Task | Go through the entries below, tally each line with the string "JSON", and give the final number by itself.

Dataset |
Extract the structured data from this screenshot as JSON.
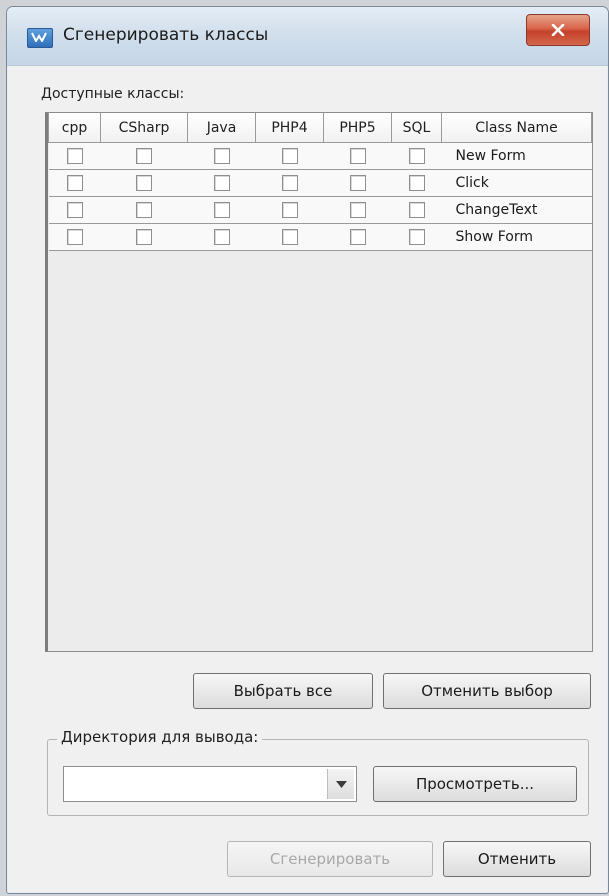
{
  "window": {
    "title": "Сгенерировать классы"
  },
  "classes": {
    "label": "Доступные классы:",
    "columns": [
      "cpp",
      "CSharp",
      "Java",
      "PHP4",
      "PHP5",
      "SQL",
      "Class Name"
    ],
    "rows": [
      {
        "name": "New Form",
        "checks": [
          false,
          false,
          false,
          false,
          false,
          false
        ]
      },
      {
        "name": "Click",
        "checks": [
          false,
          false,
          false,
          false,
          false,
          false
        ]
      },
      {
        "name": "ChangeText",
        "checks": [
          false,
          false,
          false,
          false,
          false,
          false
        ]
      },
      {
        "name": "Show Form",
        "checks": [
          false,
          false,
          false,
          false,
          false,
          false
        ]
      }
    ]
  },
  "selection": {
    "select_all": "Выбрать все",
    "deselect": "Отменить выбор"
  },
  "output": {
    "group_label": "Директория для вывода:",
    "directory_value": "",
    "browse": "Просмотреть..."
  },
  "footer": {
    "generate": "Сгенерировать",
    "cancel": "Отменить"
  }
}
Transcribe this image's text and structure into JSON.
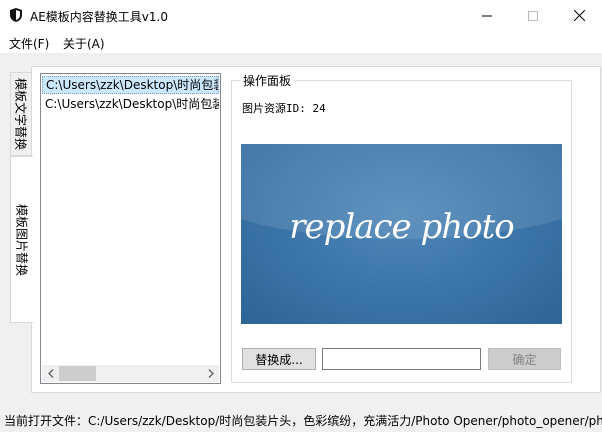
{
  "window": {
    "title": "AE模板内容替换工具v1.0",
    "controls": {
      "minimize": "—",
      "maximize": "☐",
      "close": "✕"
    }
  },
  "menu": {
    "file": "文件(F)",
    "about": "关于(A)"
  },
  "tabs": [
    {
      "label": "模板文字替换",
      "active": false
    },
    {
      "label": "模板图片替换",
      "active": true
    }
  ],
  "file_list": {
    "items": [
      {
        "path": "C:\\Users\\zzk\\Desktop\\时尚包装",
        "selected": true
      },
      {
        "path": "C:\\Users\\zzk\\Desktop\\时尚包装",
        "selected": false
      }
    ],
    "scroll_left": "<",
    "scroll_right": ">"
  },
  "panel": {
    "title": "操作面板",
    "resource_id": "图片资源ID: 24",
    "preview_text": "replace photo",
    "replace_button": "替换成...",
    "path_value": "",
    "ok_button": "确定"
  },
  "status": {
    "text": "当前打开文件：C:/Users/zzk/Desktop/时尚包装片头，色彩缤纷，充满活力/Photo Opener/photo_opener/ph"
  },
  "colors": {
    "preview_bg": "#3a74a7",
    "selection": "#cce8ff"
  }
}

Problem solution | 2